Take each line from the material below that includes the string "data" and copy it.

'''

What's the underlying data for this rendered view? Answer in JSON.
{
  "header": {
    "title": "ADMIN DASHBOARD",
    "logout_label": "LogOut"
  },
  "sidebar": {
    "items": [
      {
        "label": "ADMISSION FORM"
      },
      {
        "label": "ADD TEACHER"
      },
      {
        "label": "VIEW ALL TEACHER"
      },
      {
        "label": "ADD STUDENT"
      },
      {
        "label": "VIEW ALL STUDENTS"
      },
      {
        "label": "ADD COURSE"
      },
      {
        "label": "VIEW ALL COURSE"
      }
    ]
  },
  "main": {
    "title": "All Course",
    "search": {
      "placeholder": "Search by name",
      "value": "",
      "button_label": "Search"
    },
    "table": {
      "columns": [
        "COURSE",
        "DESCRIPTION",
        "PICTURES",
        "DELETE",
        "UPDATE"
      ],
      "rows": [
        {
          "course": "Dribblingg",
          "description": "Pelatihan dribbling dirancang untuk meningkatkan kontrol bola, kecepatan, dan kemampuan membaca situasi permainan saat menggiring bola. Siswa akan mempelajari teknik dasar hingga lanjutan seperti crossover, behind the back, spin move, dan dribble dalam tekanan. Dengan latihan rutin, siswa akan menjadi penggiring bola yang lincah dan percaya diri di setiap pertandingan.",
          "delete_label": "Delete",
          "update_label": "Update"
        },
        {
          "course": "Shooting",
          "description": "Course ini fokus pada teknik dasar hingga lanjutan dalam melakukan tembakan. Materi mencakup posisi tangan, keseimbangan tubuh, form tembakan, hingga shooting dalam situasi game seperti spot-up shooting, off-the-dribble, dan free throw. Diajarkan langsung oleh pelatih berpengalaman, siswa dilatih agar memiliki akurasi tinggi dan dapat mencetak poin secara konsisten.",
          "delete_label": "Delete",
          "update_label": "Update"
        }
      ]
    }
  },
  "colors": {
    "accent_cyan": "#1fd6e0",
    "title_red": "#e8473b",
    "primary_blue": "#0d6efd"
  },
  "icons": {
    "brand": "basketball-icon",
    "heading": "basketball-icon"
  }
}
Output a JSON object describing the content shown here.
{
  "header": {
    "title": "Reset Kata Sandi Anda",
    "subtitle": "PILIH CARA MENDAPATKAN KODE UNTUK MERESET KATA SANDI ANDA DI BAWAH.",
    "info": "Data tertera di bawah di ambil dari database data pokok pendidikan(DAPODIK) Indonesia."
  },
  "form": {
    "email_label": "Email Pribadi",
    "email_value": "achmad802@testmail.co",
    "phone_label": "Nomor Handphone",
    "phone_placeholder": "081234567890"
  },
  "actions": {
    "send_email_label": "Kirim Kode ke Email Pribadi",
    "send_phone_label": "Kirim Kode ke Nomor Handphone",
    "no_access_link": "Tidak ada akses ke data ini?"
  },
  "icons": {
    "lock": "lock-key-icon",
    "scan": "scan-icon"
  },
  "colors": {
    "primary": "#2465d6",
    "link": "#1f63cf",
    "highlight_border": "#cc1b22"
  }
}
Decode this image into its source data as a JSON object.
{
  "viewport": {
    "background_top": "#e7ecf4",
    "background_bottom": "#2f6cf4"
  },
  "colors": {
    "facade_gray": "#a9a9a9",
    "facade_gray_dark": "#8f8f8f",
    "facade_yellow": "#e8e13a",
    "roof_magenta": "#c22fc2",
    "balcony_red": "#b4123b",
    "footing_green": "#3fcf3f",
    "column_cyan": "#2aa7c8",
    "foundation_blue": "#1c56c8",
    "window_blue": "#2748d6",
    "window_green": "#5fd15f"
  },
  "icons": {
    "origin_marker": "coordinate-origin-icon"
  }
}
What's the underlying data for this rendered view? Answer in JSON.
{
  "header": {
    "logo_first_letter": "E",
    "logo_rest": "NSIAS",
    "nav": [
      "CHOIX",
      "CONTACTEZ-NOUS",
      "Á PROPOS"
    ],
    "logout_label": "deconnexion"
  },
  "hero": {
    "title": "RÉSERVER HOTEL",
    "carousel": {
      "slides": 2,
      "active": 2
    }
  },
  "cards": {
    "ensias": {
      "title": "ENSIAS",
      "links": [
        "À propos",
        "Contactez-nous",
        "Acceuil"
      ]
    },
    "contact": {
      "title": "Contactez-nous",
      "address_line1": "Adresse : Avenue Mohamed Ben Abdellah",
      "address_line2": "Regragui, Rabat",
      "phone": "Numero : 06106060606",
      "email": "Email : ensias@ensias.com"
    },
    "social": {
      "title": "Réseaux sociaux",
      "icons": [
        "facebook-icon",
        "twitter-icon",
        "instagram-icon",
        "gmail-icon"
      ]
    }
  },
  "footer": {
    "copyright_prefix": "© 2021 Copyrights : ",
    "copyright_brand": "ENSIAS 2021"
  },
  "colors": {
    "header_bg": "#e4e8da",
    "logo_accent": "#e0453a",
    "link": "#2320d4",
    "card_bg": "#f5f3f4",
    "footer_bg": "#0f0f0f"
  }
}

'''

Answer:
What's the underlying data for this rendered view? Answer in JSON.
    "info": "Data tertera di bawah di ambil dari database data pokok pendidikan(DAPODIK) Indonesia."
    "no_access_link": "Tidak ada akses ke data ini?"
Decode this image into its source data as a JSON object.
What's the underlying data for this rendered view? Answer in JSON.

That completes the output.